Orthopaedic Surgery Physician Scientist Training Program Overview and Expectations

Orthopaedic surgery physician scientists spend two years in the Orthopaedic Research Laboratories gaining valuable experience for future research, and building confidence to act as independent principal investigators.

As a physician scientist in our program, you’ll design and execute experiments, generate preliminary data, write research proposals and grants, develop skills in obtaining research funding and publish high-quality research manuscripts.

We encourage presentation of research findings at national and international conferences. Annual meetings attended on a regular basis include the American Academy of Orthopaedic Surgeons, Orthopaedic Research Society, American Society for Surgery of the Hand, North Carolina Orthopaedic Association, Southern Orthopaedic Association and Eastern Orthopaedic Association.

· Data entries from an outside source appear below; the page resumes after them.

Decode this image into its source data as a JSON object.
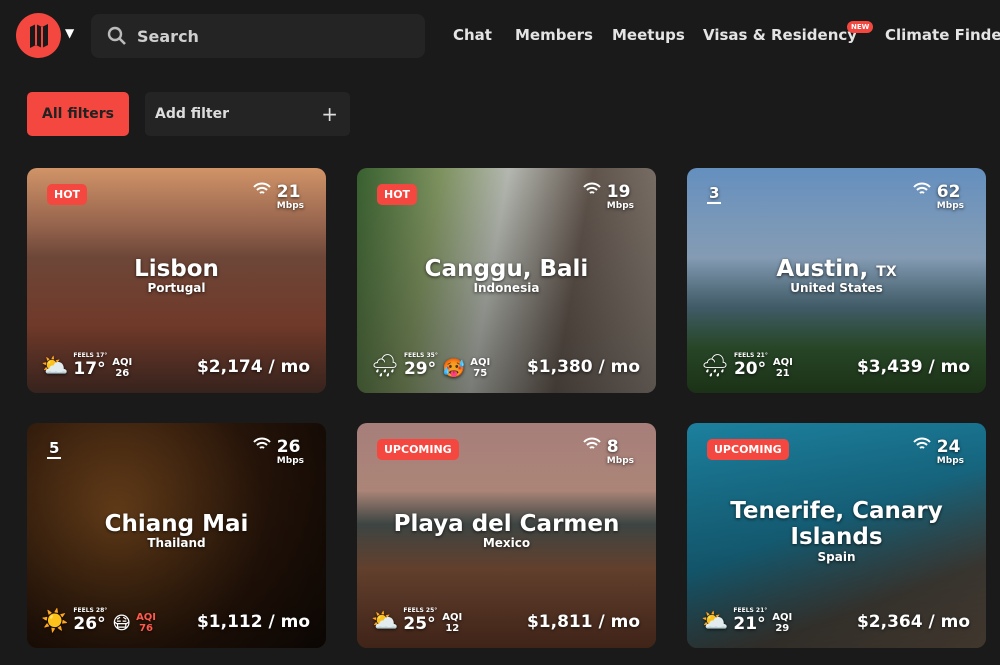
{
  "header": {
    "search_placeholder": "Search",
    "nav": [
      "Chat",
      "Members",
      "Meetups",
      "Visas & Residency",
      "Climate Finder"
    ],
    "new_badge": "NEW"
  },
  "filters": {
    "all": "All filters",
    "add": "Add filter",
    "plus": "+"
  },
  "accent": "#f4473f",
  "cards": [
    {
      "badge": "HOT",
      "mbps": "21",
      "unit": "Mbps",
      "city": "Lisbon",
      "suffix": "",
      "country": "Portugal",
      "feels": "FEELS 17°",
      "temp": "17°",
      "aqi_label": "AQI",
      "aqi": "26",
      "weather_icon": "sun-cloud",
      "aqi_icon": "",
      "price": "$2,174 / mo"
    },
    {
      "badge": "HOT",
      "mbps": "19",
      "unit": "Mbps",
      "city": "Canggu, Bali",
      "suffix": "",
      "country": "Indonesia",
      "feels": "FEELS 35°",
      "temp": "29°",
      "aqi_label": "AQI",
      "aqi": "75",
      "weather_icon": "rain",
      "aqi_icon": "🥵",
      "price": "$1,380 / mo"
    },
    {
      "rank": "3",
      "mbps": "62",
      "unit": "Mbps",
      "city": "Austin,",
      "suffix": "TX",
      "country": "United States",
      "feels": "FEELS 21°",
      "temp": "20°",
      "aqi_label": "AQI",
      "aqi": "21",
      "weather_icon": "rain",
      "aqi_icon": "",
      "price": "$3,439 / mo"
    },
    {
      "rank": "5",
      "mbps": "26",
      "unit": "Mbps",
      "city": "Chiang Mai",
      "suffix": "",
      "country": "Thailand",
      "feels": "FEELS 28°",
      "temp": "26°",
      "aqi_label": "AQI",
      "aqi": "76",
      "weather_icon": "sun",
      "aqi_icon": "😷",
      "price": "$1,112 / mo"
    },
    {
      "badge": "UPCOMING",
      "mbps": "8",
      "unit": "Mbps",
      "city": "Playa del Carmen",
      "suffix": "",
      "country": "Mexico",
      "feels": "FEELS 25°",
      "temp": "25°",
      "aqi_label": "AQI",
      "aqi": "12",
      "weather_icon": "sun-cloud",
      "aqi_icon": "",
      "price": "$1,811 / mo"
    },
    {
      "badge": "UPCOMING",
      "mbps": "24",
      "unit": "Mbps",
      "city": "Tenerife, Canary Islands",
      "suffix": "",
      "country": "Spain",
      "feels": "FEELS 21°",
      "temp": "21°",
      "aqi_label": "AQI",
      "aqi": "29",
      "weather_icon": "sun-cloud",
      "aqi_icon": "",
      "price": "$2,364 / mo"
    }
  ]
}
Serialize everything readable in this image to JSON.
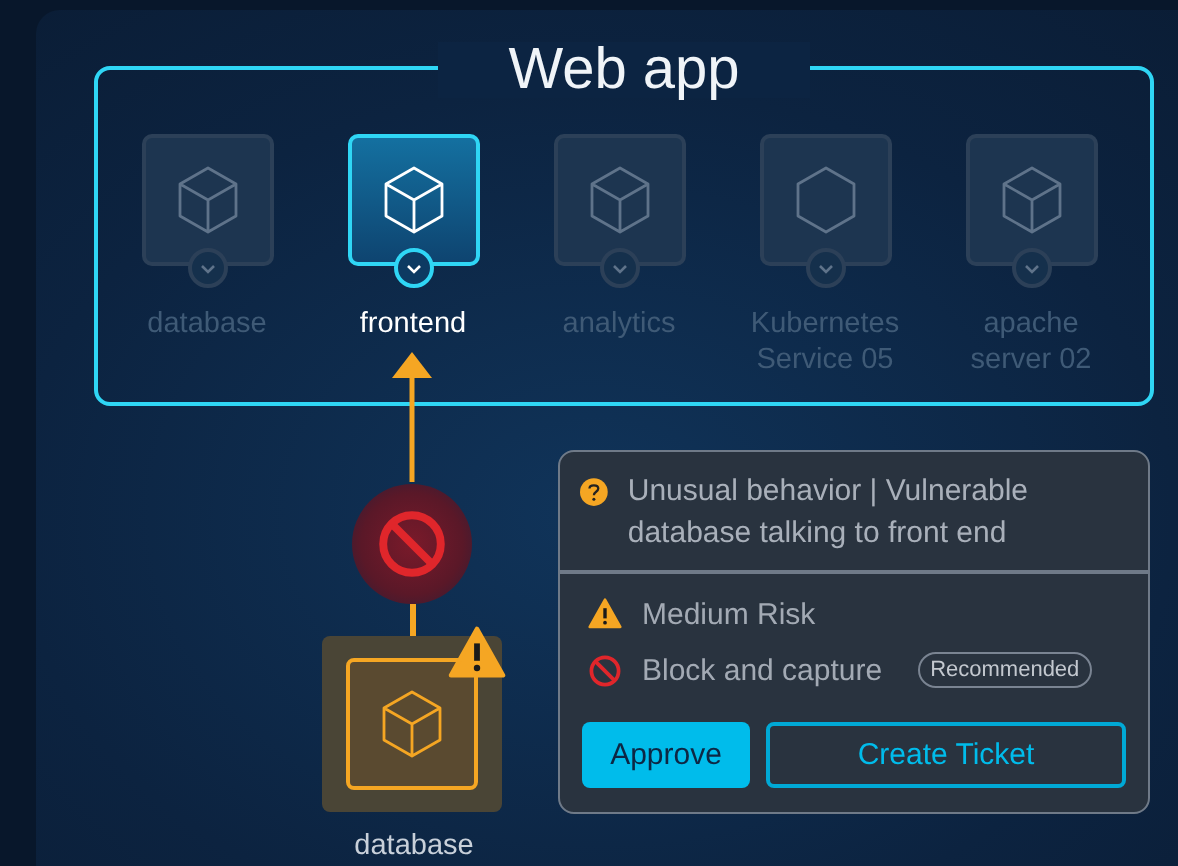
{
  "group": {
    "title": "Web app",
    "nodes": [
      {
        "label": "database",
        "kind": "cube",
        "selected": false
      },
      {
        "label": "frontend",
        "kind": "cube",
        "selected": true
      },
      {
        "label": "analytics",
        "kind": "cube",
        "selected": false
      },
      {
        "label": "Kubernetes Service 05",
        "kind": "hexagon",
        "selected": false
      },
      {
        "label": "apache server 02",
        "kind": "cube",
        "selected": false
      }
    ]
  },
  "source": {
    "label": "database",
    "kind": "cube",
    "warning": true,
    "blocked": true
  },
  "alert": {
    "title": "Unusual behavior | Vulnerable database talking to front end",
    "rows": [
      {
        "kind": "risk",
        "text": "Medium Risk"
      },
      {
        "kind": "action",
        "text": "Block and capture",
        "badge": "Recommended"
      }
    ],
    "buttons": [
      {
        "label": "Approve",
        "kind": "primary"
      },
      {
        "label": "Create Ticket",
        "kind": "secondary"
      }
    ]
  }
}
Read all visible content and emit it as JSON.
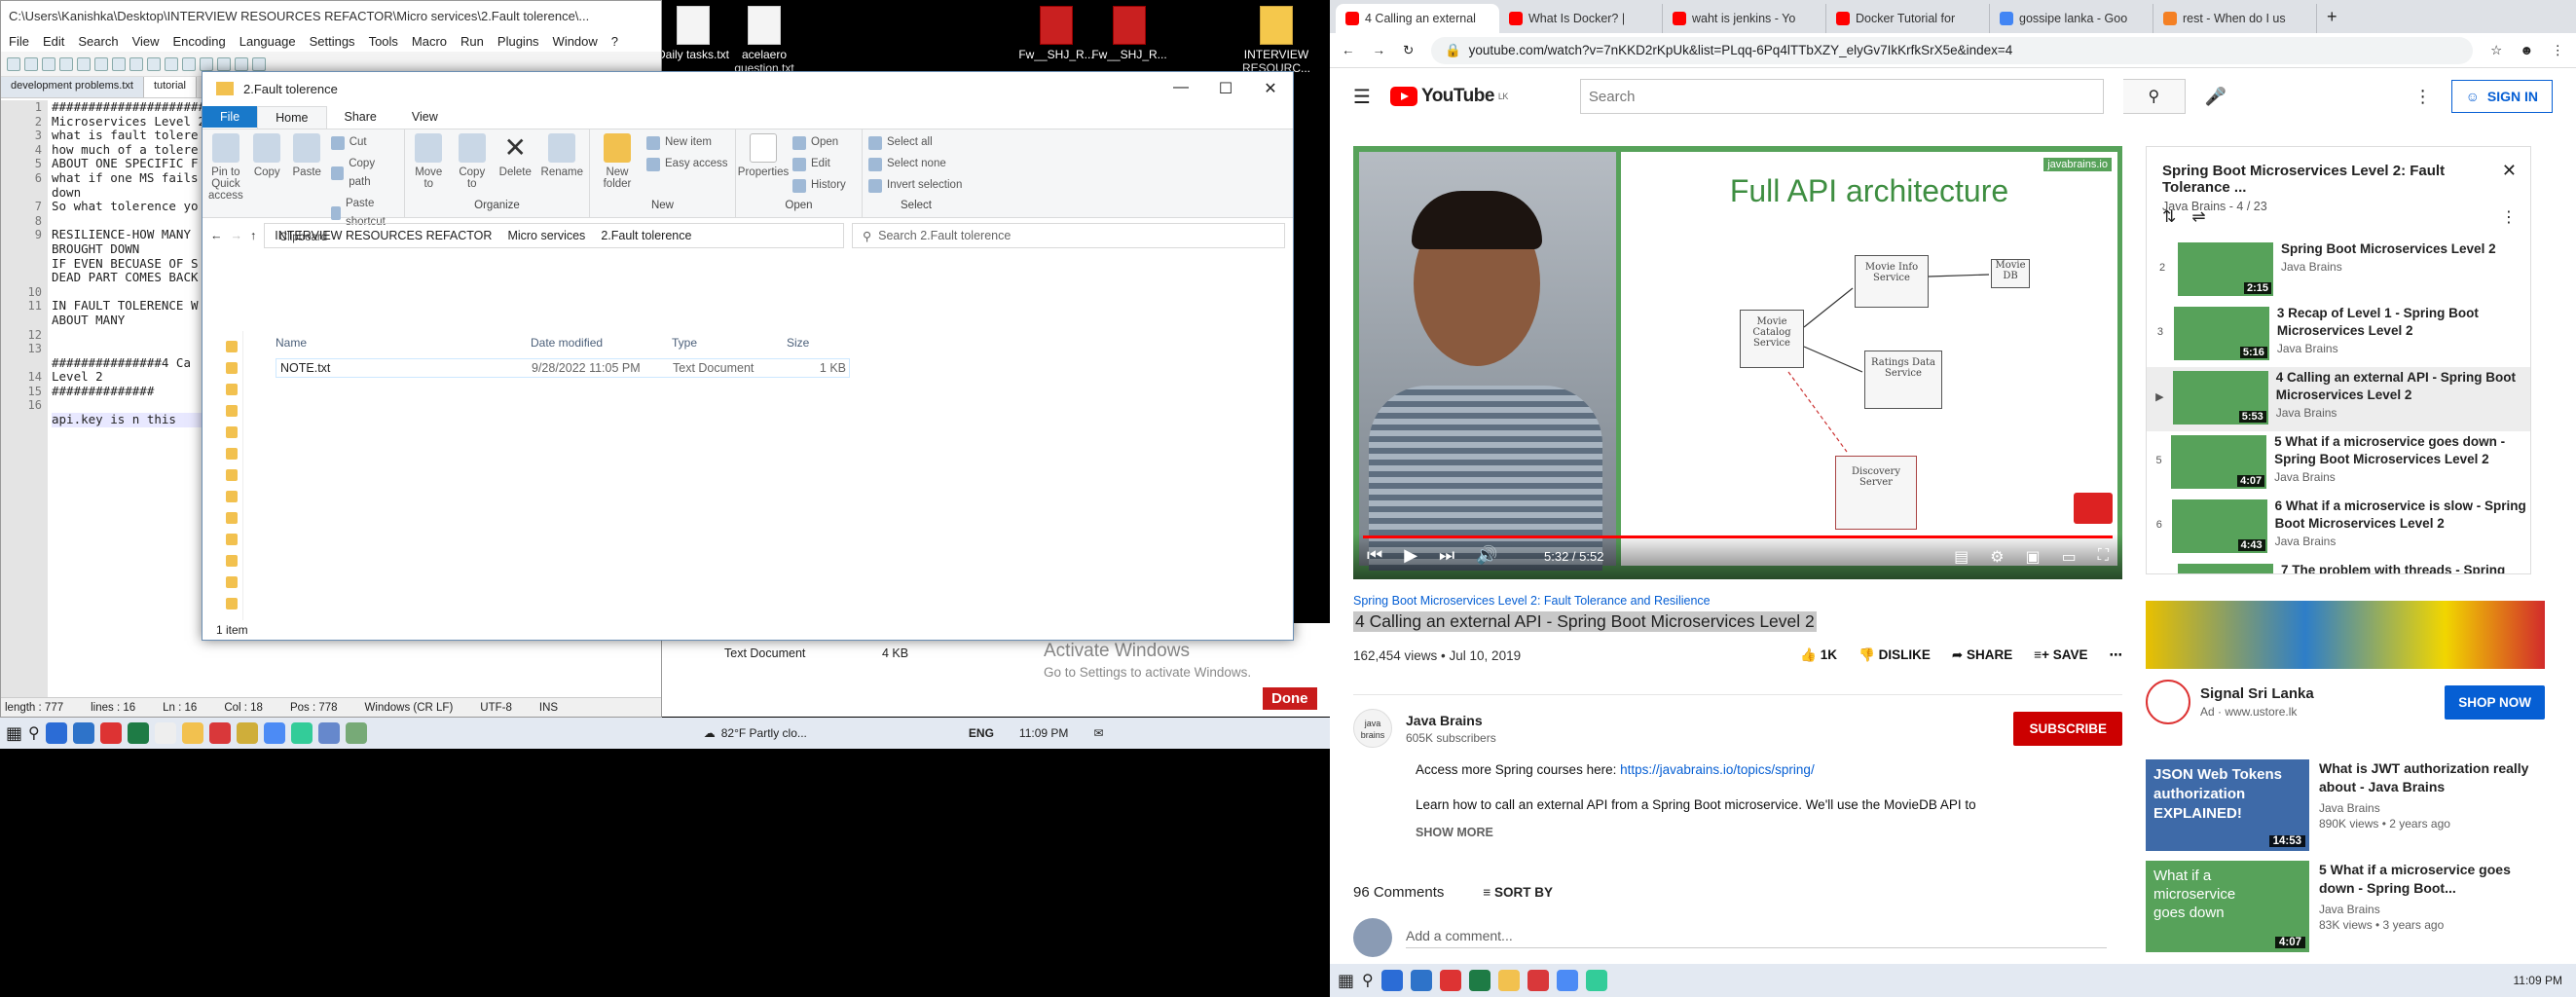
{
  "left": {
    "notepad": {
      "title": "C:\\Users\\Kanishka\\Desktop\\INTERVIEW RESOURCES REFACTOR\\Micro services\\2.Fault tolerence\\...",
      "menu": [
        "File",
        "Edit",
        "Search",
        "View",
        "Encoding",
        "Language",
        "Settings",
        "Tools",
        "Macro",
        "Run",
        "Plugins",
        "Window",
        "?"
      ],
      "tabs": [
        "development problems.txt",
        "tutorial"
      ],
      "lines": [
        "##############################",
        "Microservices Level 2",
        "what is fault tolere",
        "how much of a tolere",
        "ABOUT ONE SPECIFIC F",
        "what if one MS fails",
        "down",
        "So what tolerence yo",
        "",
        "RESILIENCE-HOW MANY",
        "BROUGHT DOWN",
        "IF EVEN BECUASE OF S",
        "DEAD PART COMES BACK",
        "",
        "IN FAULT TOLERENCE W",
        "ABOUT MANY",
        "",
        "",
        "###############4 Ca",
        "Level 2",
        "##############",
        "",
        "api.key is n this"
      ],
      "line_numbers": [
        "1",
        "2",
        "3",
        "4",
        "5",
        "6",
        "",
        "7",
        "8",
        "9",
        "",
        "",
        "",
        "10",
        "11",
        "",
        "12",
        "13",
        "",
        "14",
        "15",
        "16"
      ],
      "status": {
        "length": "length : 777",
        "lines": "lines : 16",
        "ln": "Ln : 16",
        "col": "Col : 18",
        "pos": "Pos : 778",
        "eol": "Windows (CR LF)",
        "enc": "UTF-8",
        "ins": "INS"
      }
    },
    "desktop_icons": [
      {
        "label": "Daily tasks.txt"
      },
      {
        "label": "acelaero question.txt"
      },
      {
        "label": "Fw__SHJ_R..."
      },
      {
        "label": "Fw__SHJ_R..."
      },
      {
        "label": "INTERVIEW RESOURC..."
      }
    ],
    "explorer": {
      "title": "2.Fault tolerence",
      "ribbon_tabs": [
        "File",
        "Home",
        "Share",
        "View"
      ],
      "clipboard": {
        "pin": "Pin to Quick access",
        "copy": "Copy",
        "paste": "Paste",
        "cut": "Cut",
        "copy_path": "Copy path",
        "paste_shortcut": "Paste shortcut",
        "caption": "Clipboard"
      },
      "organize": {
        "move": "Move to",
        "copy": "Copy to",
        "delete": "Delete",
        "rename": "Rename",
        "caption": "Organize"
      },
      "new": {
        "folder": "New folder",
        "item": "New item",
        "easy": "Easy access",
        "caption": "New"
      },
      "open": {
        "props": "Properties",
        "open": "Open",
        "edit": "Edit",
        "history": "History",
        "caption": "Open"
      },
      "select": {
        "all": "Select all",
        "none": "Select none",
        "invert": "Invert selection",
        "caption": "Select"
      },
      "path": [
        "INTERVIEW RESOURCES REFACTOR",
        "Micro services",
        "2.Fault tolerence"
      ],
      "search_placeholder": "Search 2.Fault tolerence",
      "columns": [
        "Name",
        "Date modified",
        "Type",
        "Size"
      ],
      "files": [
        {
          "name": "NOTE.txt",
          "date": "9/28/2022 11:05 PM",
          "type": "Text Document",
          "size": "1 KB"
        }
      ],
      "status": "1 item"
    },
    "behind": {
      "type": "Text Document",
      "size": "4 KB",
      "activate": "Activate Windows",
      "activate_sub": "Go to Settings to activate Windows.",
      "done": "Done"
    },
    "taskbar": {
      "weather": "82°F  Partly clo...",
      "lang": "ENG",
      "time": "11:09 PM"
    }
  },
  "right": {
    "tabs": [
      {
        "label": "4 Calling an external",
        "color": "#ff0000"
      },
      {
        "label": "What Is Docker? | ",
        "color": "#ff0000"
      },
      {
        "label": "waht is jenkins - Yo",
        "color": "#ff0000"
      },
      {
        "label": "Docker Tutorial for",
        "color": "#ff0000"
      },
      {
        "label": "gossipe lanka - Goo",
        "color": "#4285f4"
      },
      {
        "label": "rest - When do I us",
        "color": "#f48024"
      }
    ],
    "url": "youtube.com/watch?v=7nKKD2rKpUk&list=PLqq-6Pq4lTTbXZY_elyGv7IkKrfkSrX5e&index=4",
    "yt": {
      "country": "LK",
      "search_placeholder": "Search",
      "signin": "SIGN IN",
      "slide_title": "Full API architecture",
      "slide_brand": "javabrains.io",
      "diagram": [
        "Movie Catalog Service",
        "Movie Info Service",
        "Movie DB",
        "Ratings Data Service",
        "Discovery Server"
      ],
      "time": "5:32 / 5:52",
      "playlist_link": "Spring Boot Microservices Level 2: Fault Tolerance and Resilience",
      "video_title": "4 Calling an external API - Spring Boot Microservices Level 2",
      "views": "162,454 views • Jul 10, 2019",
      "likes": "1K",
      "dislike": "DISLIKE",
      "share": "SHARE",
      "save": "SAVE",
      "channel": "Java Brains",
      "subs": "605K subscribers",
      "subscribe": "SUBSCRIBE",
      "desc1": "Access more Spring courses here: ",
      "desc_link": "https://javabrains.io/topics/spring/",
      "desc2": "Learn how to call an external API from a Spring Boot microservice. We'll use the MovieDB API to",
      "show_more": "SHOW MORE",
      "comments": "96 Comments",
      "sort": "SORT BY",
      "add_comment": "Add a comment..."
    },
    "playlist": {
      "title": "Spring Boot Microservices Level 2: Fault Tolerance ...",
      "sub": "Java Brains - 4 / 23",
      "items": [
        {
          "num": "2",
          "title": "Spring Boot Microservices Level 2",
          "ch": "Java Brains",
          "dur": "2:15"
        },
        {
          "num": "3",
          "title": "3 Recap of Level 1 - Spring Boot Microservices Level 2",
          "ch": "Java Brains",
          "dur": "5:16"
        },
        {
          "num": "▶",
          "title": "4 Calling an external API - Spring Boot Microservices Level 2",
          "ch": "Java Brains",
          "dur": "5:53"
        },
        {
          "num": "5",
          "title": "5 What if a microservice goes down - Spring Boot Microservices Level 2",
          "ch": "Java Brains",
          "dur": "4:07"
        },
        {
          "num": "6",
          "title": "6 What if a microservice is slow - Spring Boot Microservices Level 2",
          "ch": "Java Brains",
          "dur": "4:43"
        },
        {
          "num": "",
          "title": "7 The problem with threads - Spring",
          "ch": "",
          "dur": ""
        }
      ]
    },
    "ad": {
      "title": "Signal Sri Lanka",
      "sub": "Ad · www.ustore.lk",
      "cta": "SHOP NOW"
    },
    "recs": [
      {
        "title": "What is JWT authorization really about - Java Brains",
        "ch": "Java Brains",
        "meta": "890K views • 2 years ago",
        "dur": "14:53",
        "thumb": "JSON Web Tokens authorization EXPLAINED!"
      },
      {
        "title": "5 What if a microservice goes down - Spring Boot...",
        "ch": "Java Brains",
        "meta": "83K views • 3 years ago",
        "dur": "4:07",
        "thumb": "What if a microservice goes down"
      }
    ],
    "taskbar": {
      "time": "11:09 PM"
    }
  }
}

You’ll be mentored by experienced basic science researchers and clinical collaborators. You won’t have call obligations; however, you’ll participate in the core educational curriculum of the five-year residency including educational conferences, orthopaedic grand rounds and subspecialty journal clubs. Physician scientists may serve as medical student facilitators and mentor postdoctoral fellows, medical students and visiting international medical students, as well as collaborate with fellow residents in research projects.

Physician scientists at our institution have contributed to many peer-reviewed articles to orthopaedic journals. Since the beginning of the Graduate School collaboration in 2006, physician scientists have successfully obtained PhD degrees in Neuroscience, Molecular Medicine, and Translational Science.

Program Expectations and Goals

Physician scientists are expected to follow the Wake Forest Baptist Health code of conduct, policies and procedures.

Goals of the program include six core competencies:

  • Foster an understanding of society care
  • Develop scientific knowledge
  • Practice research-based learning and improvement
  • Improve interpersonal and communication skills
  • Enhance professionalism
  • Understand systems-based research process and development

These are modeled after the Accreditation Council for Graduate Medical Education (ACGME) core competencies.

Progress is evaluated through quarterly assessment meetings.

Relationship to Five-Year Residency

The Physician Scientist Training Program is a two-year postdoctoral experience distinct from Wake Forest School of Medicine's five-year Orthopaedic Residency Program. If you wish to pursue your residency training at the School of Medicine, you must complete the standard process which includes, in part, an Electronic Residency Application Service residency application, registration for the match, and adherence to the Accreditation Council for Graduate Medical Education (ACGME) and National Resident Matching Program (NRMP) guidelines.

Although the Physician Scientist Training Program and the residency are not linked, they are synergistic, and application to the residency is encouraged and supported. The selection committee factors successful completion of the Physician Scientist Training Program significantly.